Every day for the past 2 weeks I received at least five questions about PPP loan forgiveness details. I have some great resources from my association with other professionals. I’ve read the CARES Act nearly word for word and digested more webinars, newsletters, blogs and analysis than anyone I know. Even with all that research and study, there are questions I couldn’t definitively answer. The CARES Act was vague, and until today, the only real guidance we had were the FAQs issued jointly from the Treasury Department and the SBA (issued May 5, modified May 13).
Clearly what everybody wants to know is “How much of my PPP loan will be forgiven?”
Great question, because it has a significant impact on the magnitude of a business’ short-term cash flow problem. As of May 15 we now have the form and instructions banks will use to calculate forgiveness. It’s called the Paycheck Protection Program Loan Forgiveness Application.
The form and its instructions answer some sticky questions like these:
Should I change my pay dates to maximize payroll spending within my 8 week window? Probably not if you pay biweekly or weekly. A new Alternative Payroll Covered Period gives you flexibility to chose your window. If you pay monthly, it’s a different story. It’s clear now that you may include paychecks incurred or paid during the covered period. Depending on pay dates and your loan funding date, you might get a couple more weeks covered if you change from monthly to weekly mid-way through the covered period.
Does my 2019 401(k) employer contribution count toward my payroll spend if I fund it during my 8-week period? Surprisingly, yes as currently written. It appears that you can include employer retirement contributions paid during the period, even if they are not incurred. That is, they do not need to be expenses related to the 8-week period so long as they are funded during your window.

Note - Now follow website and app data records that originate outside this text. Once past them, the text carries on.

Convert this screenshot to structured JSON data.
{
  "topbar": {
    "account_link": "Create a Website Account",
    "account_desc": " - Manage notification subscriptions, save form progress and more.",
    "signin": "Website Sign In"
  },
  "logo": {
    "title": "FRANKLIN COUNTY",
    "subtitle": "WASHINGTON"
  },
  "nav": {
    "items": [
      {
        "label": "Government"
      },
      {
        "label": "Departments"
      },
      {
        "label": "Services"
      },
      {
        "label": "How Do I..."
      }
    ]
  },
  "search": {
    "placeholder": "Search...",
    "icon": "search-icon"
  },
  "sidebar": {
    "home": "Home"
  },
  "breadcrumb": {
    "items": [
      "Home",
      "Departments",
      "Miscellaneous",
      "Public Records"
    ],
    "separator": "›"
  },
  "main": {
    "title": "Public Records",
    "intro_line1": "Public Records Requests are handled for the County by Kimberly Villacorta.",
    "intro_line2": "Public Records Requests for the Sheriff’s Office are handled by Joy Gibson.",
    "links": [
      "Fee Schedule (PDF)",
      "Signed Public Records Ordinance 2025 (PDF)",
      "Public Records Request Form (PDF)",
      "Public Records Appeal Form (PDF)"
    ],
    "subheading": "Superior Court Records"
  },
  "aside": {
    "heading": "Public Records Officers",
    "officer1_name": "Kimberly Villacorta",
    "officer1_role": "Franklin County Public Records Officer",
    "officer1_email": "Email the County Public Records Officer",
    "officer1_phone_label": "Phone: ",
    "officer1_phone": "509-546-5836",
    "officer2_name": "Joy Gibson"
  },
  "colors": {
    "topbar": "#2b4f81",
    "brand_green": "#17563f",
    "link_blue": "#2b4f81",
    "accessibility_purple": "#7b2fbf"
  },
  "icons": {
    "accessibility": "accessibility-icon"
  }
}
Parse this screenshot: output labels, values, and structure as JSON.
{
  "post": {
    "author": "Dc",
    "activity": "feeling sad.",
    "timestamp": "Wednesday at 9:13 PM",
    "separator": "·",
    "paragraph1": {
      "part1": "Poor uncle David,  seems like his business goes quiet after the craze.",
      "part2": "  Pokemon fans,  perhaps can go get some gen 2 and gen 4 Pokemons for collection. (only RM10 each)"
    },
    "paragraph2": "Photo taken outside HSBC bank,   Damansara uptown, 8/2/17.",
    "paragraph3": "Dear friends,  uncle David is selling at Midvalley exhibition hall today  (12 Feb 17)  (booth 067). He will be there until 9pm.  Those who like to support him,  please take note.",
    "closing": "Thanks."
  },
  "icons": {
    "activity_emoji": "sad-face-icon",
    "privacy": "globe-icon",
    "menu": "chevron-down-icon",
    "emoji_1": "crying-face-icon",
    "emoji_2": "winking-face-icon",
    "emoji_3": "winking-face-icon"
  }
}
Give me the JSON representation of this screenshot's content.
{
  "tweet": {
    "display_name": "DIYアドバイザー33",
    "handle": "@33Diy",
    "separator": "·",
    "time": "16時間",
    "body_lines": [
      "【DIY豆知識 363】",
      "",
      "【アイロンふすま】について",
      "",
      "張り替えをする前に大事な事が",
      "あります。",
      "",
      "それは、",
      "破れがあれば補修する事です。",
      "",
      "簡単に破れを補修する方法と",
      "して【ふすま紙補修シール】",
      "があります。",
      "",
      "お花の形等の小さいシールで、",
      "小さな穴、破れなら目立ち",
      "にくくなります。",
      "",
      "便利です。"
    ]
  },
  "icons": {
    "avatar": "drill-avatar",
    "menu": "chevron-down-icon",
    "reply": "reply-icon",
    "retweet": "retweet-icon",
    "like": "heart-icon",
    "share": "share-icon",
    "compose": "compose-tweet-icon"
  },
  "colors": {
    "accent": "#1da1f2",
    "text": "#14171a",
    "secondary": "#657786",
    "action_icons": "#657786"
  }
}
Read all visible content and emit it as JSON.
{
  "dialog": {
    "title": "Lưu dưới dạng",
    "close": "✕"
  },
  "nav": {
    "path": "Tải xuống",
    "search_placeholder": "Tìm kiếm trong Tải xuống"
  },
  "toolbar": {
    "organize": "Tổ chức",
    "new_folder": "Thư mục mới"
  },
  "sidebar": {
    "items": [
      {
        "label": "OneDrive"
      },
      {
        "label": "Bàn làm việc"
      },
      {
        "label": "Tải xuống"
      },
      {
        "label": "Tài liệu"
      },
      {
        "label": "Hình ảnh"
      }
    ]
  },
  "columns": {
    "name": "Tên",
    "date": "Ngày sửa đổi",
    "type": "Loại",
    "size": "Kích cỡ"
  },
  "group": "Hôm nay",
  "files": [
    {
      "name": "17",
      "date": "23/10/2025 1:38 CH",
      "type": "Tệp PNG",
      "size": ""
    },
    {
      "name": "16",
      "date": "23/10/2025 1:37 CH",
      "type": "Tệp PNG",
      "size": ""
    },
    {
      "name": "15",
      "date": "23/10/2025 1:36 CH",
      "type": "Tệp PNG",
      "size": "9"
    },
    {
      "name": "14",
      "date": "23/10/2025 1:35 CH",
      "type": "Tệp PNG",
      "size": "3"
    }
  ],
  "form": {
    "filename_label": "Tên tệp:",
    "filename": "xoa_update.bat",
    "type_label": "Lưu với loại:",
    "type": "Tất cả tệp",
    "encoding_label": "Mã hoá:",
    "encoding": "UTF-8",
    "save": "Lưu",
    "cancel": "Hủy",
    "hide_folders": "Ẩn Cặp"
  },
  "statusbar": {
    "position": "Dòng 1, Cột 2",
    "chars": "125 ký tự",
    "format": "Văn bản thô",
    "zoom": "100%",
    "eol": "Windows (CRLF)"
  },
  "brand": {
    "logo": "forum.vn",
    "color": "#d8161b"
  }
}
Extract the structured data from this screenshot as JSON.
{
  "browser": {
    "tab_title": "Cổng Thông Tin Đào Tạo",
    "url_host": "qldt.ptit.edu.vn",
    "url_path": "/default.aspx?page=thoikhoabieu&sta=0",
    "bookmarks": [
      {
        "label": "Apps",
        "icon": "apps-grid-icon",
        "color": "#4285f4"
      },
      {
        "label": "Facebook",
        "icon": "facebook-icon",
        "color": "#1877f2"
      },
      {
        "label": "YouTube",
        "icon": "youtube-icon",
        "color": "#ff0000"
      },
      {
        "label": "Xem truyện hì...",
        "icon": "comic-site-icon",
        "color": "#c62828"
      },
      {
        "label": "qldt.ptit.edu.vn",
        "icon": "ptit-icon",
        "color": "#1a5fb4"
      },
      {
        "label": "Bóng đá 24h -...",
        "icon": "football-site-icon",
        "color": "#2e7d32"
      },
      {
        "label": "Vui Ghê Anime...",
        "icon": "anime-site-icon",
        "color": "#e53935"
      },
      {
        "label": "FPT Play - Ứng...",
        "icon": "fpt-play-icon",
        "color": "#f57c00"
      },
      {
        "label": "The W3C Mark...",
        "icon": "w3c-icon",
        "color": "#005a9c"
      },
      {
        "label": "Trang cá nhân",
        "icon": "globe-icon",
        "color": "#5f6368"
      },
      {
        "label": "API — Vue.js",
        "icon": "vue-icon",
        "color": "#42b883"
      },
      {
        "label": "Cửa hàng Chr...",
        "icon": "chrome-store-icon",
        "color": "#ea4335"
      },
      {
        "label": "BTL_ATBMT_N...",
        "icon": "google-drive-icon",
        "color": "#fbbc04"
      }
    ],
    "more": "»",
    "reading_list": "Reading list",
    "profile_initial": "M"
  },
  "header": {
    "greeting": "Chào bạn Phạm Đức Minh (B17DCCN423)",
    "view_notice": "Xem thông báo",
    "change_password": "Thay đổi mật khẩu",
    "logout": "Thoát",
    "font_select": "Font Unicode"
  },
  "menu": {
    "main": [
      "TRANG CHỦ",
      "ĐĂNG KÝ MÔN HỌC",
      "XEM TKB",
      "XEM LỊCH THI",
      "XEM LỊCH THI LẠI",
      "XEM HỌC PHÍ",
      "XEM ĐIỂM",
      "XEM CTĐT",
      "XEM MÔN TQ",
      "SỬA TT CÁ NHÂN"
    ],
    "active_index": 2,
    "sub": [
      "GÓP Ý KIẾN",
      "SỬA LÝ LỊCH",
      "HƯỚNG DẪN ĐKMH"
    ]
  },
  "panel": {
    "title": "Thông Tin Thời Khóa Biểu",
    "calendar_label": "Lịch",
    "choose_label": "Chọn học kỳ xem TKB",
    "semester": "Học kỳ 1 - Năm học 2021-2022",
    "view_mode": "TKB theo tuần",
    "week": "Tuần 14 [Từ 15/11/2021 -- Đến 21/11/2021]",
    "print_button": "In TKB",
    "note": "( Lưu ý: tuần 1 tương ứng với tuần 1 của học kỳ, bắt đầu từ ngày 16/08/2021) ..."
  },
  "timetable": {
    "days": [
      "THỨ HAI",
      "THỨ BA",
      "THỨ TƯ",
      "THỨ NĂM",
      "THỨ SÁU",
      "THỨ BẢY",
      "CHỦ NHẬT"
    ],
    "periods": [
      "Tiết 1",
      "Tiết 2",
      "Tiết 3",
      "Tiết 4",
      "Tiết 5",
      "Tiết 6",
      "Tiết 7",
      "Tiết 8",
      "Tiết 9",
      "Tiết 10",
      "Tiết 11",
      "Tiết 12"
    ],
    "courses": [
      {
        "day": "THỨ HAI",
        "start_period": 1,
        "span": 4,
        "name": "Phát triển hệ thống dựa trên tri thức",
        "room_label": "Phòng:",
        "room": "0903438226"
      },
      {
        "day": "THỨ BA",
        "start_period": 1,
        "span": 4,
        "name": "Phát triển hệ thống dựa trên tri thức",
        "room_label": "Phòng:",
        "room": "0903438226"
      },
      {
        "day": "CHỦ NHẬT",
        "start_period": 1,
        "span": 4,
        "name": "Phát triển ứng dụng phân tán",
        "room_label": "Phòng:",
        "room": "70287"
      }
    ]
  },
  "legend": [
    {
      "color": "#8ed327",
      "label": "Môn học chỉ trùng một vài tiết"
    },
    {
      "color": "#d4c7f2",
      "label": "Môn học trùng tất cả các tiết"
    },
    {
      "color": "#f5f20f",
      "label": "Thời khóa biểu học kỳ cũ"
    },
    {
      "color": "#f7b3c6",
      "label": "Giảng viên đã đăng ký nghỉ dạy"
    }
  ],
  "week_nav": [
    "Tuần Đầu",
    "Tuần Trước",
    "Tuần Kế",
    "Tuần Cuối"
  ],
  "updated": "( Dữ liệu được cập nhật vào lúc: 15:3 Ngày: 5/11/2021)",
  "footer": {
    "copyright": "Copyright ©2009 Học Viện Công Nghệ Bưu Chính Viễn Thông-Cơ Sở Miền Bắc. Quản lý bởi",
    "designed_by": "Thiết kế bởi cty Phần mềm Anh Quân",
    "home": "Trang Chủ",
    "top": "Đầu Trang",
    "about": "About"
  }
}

Can I prepay health insurance premiums for future months and include them in eligible payroll costs? Surprisingly, yes as currently written. Again, it appears the expense won’t need to be incurred during the period so long as it is paid during the period.
Bonus for Business: What Once Said “And” Now Says “Or”
This seemingly small wording change from expenses “incurred and paid” to “incurred or paid” will increase forgiveness for many borrowers. It indicates lawmakers’ intention is to provide funds, not to saddle businesses with more debt.
Sounds Good! Is This Your Final Answer?
Absolutely not. As I write this, media outlets speculate that significant changes are in the works to give businesses more flexibility to spend the money. It seems the Act’s initial intention of keeping people employed is moving toward an intention of keeping businesses afloat. Stay tuned.